DATA TO PROCESS =
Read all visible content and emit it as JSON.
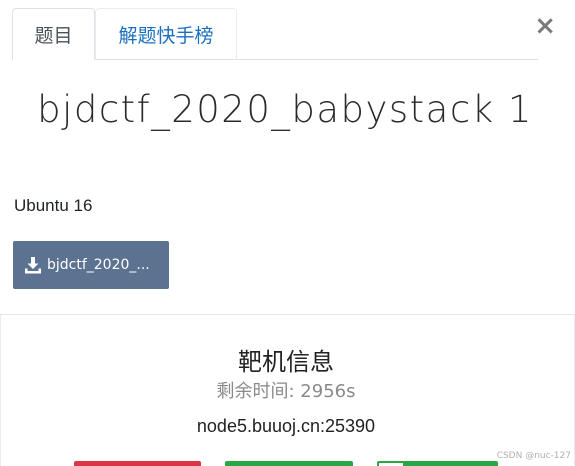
{
  "tabs": [
    {
      "label": "题目",
      "active": true
    },
    {
      "label": "解题快手榜",
      "active": false
    }
  ],
  "close_label": "×",
  "challenge": {
    "title": "bjdctf_2020_babystack 1",
    "description": "Ubuntu 16",
    "download_label": "bjdctf_2020_..."
  },
  "instance": {
    "title": "靶机信息",
    "remaining": "剩余时间: 2956s",
    "address": "node5.buuoj.cn:25390"
  },
  "watermark": "CSDN @nuc-127",
  "colors": {
    "tab_link": "#1a6fbf",
    "download_button": "#5c7291",
    "destroy_button": "#dc3545",
    "renew_button": "#28a745",
    "submit_button": "#28a745"
  },
  "icons": {
    "download": "download-icon"
  }
}
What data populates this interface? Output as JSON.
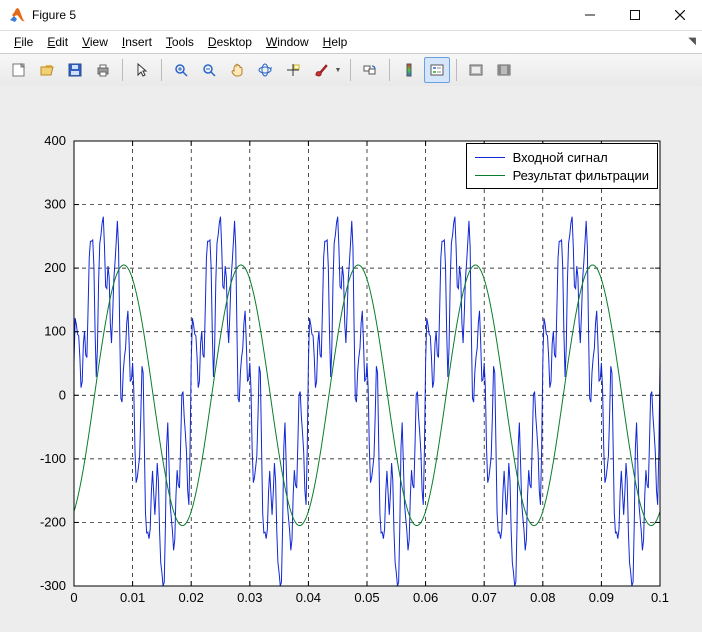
{
  "window": {
    "title": "Figure 5"
  },
  "menu": {
    "items": [
      {
        "label": "File",
        "mn": "F"
      },
      {
        "label": "Edit",
        "mn": "E"
      },
      {
        "label": "View",
        "mn": "V"
      },
      {
        "label": "Insert",
        "mn": "I"
      },
      {
        "label": "Tools",
        "mn": "T"
      },
      {
        "label": "Desktop",
        "mn": "D"
      },
      {
        "label": "Window",
        "mn": "W"
      },
      {
        "label": "Help",
        "mn": "H"
      }
    ]
  },
  "toolbar": {
    "buttons": [
      "new-figure",
      "open",
      "save",
      "print",
      "|",
      "pointer",
      "|",
      "zoom-in",
      "zoom-out",
      "pan",
      "rotate",
      "data-cursor",
      "brush",
      "|",
      "link",
      "|",
      "colorbar",
      "legend",
      "|",
      "hide-tools",
      "dock"
    ],
    "active": "legend"
  },
  "legend": {
    "entries": [
      {
        "label": "Входной сигнал",
        "color": "#1127d6"
      },
      {
        "label": "Результат фильтрации",
        "color": "#0a7d2c"
      }
    ]
  },
  "chart_data": {
    "type": "line",
    "title": "",
    "xlabel": "",
    "ylabel": "",
    "xlim": [
      0,
      0.1
    ],
    "ylim": [
      -300,
      400
    ],
    "xticks": [
      0,
      0.01,
      0.02,
      0.03,
      0.04,
      0.05,
      0.06,
      0.07,
      0.08,
      0.09,
      0.1
    ],
    "yticks": [
      -300,
      -200,
      -100,
      0,
      100,
      200,
      300,
      400
    ],
    "grid": {
      "x": true,
      "y": true,
      "style": "dashed"
    },
    "box": true,
    "legend_position": "upper right",
    "x_generate": {
      "start": 0.0,
      "stop": 0.1,
      "step": 0.0002
    },
    "series": [
      {
        "name": "Входной сигнал",
        "color": "#1127d6",
        "width": 1.0,
        "model": {
          "type": "sum_of_sines",
          "components": [
            {
              "amp": 200,
              "freq_hz": 50,
              "phase_deg": 0
            },
            {
              "amp": 80,
              "freq_hz": 450,
              "phase_deg": 0
            },
            {
              "amp": 50,
              "freq_hz": 700,
              "phase_deg": 30
            },
            {
              "amp": 30,
              "freq_hz": 1200,
              "phase_deg": 60
            }
          ]
        }
      },
      {
        "name": "Результат фильтрации",
        "color": "#0a7d2c",
        "width": 1.0,
        "model": {
          "type": "sum_of_sines",
          "components": [
            {
              "amp": 205,
              "freq_hz": 50,
              "phase_deg": -63
            }
          ]
        }
      }
    ]
  }
}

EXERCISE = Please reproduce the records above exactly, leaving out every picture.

TASK RESPONSE =
Read all visible content and emit it as JSON.
{
  "tabs": [
    {
      "label": "题目",
      "active": true
    },
    {
      "label": "解题快手榜",
      "active": false
    }
  ],
  "close_label": "×",
  "challenge": {
    "title": "bjdctf_2020_babystack 1",
    "description": "Ubuntu 16",
    "download_label": "bjdctf_2020_..."
  },
  "instance": {
    "title": "靶机信息",
    "remaining": "剩余时间: 2956s",
    "address": "node5.buuoj.cn:25390"
  },
  "watermark": "CSDN @nuc-127",
  "colors": {
    "tab_link": "#1a6fbf",
    "download_button": "#5c7291",
    "destroy_button": "#dc3545",
    "renew_button": "#28a745",
    "submit_button": "#28a745"
  },
  "icons": {
    "download": "download-icon"
  }
}
What data populates this interface? Output as JSON.
{
  "window": {
    "title": "Figure 5"
  },
  "menu": {
    "items": [
      {
        "label": "File",
        "mn": "F"
      },
      {
        "label": "Edit",
        "mn": "E"
      },
      {
        "label": "View",
        "mn": "V"
      },
      {
        "label": "Insert",
        "mn": "I"
      },
      {
        "label": "Tools",
        "mn": "T"
      },
      {
        "label": "Desktop",
        "mn": "D"
      },
      {
        "label": "Window",
        "mn": "W"
      },
      {
        "label": "Help",
        "mn": "H"
      }
    ]
  },
  "toolbar": {
    "buttons": [
      "new-figure",
      "open",
      "save",
      "print",
      "|",
      "pointer",
      "|",
      "zoom-in",
      "zoom-out",
      "pan",
      "rotate",
      "data-cursor",
      "brush",
      "|",
      "link",
      "|",
      "colorbar",
      "legend",
      "|",
      "hide-tools",
      "dock"
    ],
    "active": "legend"
  },
  "legend": {
    "entries": [
      {
        "label": "Входной сигнал",
        "color": "#1127d6"
      },
      {
        "label": "Результат фильтрации",
        "color": "#0a7d2c"
      }
    ]
  },
  "chart_data": {
    "type": "line",
    "title": "",
    "xlabel": "",
    "ylabel": "",
    "xlim": [
      0,
      0.1
    ],
    "ylim": [
      -300,
      400
    ],
    "xticks": [
      0,
      0.01,
      0.02,
      0.03,
      0.04,
      0.05,
      0.06,
      0.07,
      0.08,
      0.09,
      0.1
    ],
    "yticks": [
      -300,
      -200,
      -100,
      0,
      100,
      200,
      300,
      400
    ],
    "grid": {
      "x": true,
      "y": true,
      "style": "dashed"
    },
    "box": true,
    "legend_position": "upper right",
    "x_generate": {
      "start": 0.0,
      "stop": 0.1,
      "step": 0.0002
    },
    "series": [
      {
        "name": "Входной сигнал",
        "color": "#1127d6",
        "width": 1.0,
        "model": {
          "type": "sum_of_sines",
          "components": [
            {
              "amp": 200,
              "freq_hz": 50,
              "phase_deg": 0
            },
            {
              "amp": 80,
              "freq_hz": 450,
              "phase_deg": 0
            },
            {
              "amp": 50,
              "freq_hz": 700,
              "phase_deg": 30
            },
            {
              "amp": 30,
              "freq_hz": 1200,
              "phase_deg": 60
            }
          ]
        }
      },
      {
        "name": "Результат фильтрации",
        "color": "#0a7d2c",
        "width": 1.0,
        "model": {
          "type": "sum_of_sines",
          "components": [
            {
              "amp": 205,
              "freq_hz": 50,
              "phase_deg": -63
            }
          ]
        }
      }
    ]
  }
}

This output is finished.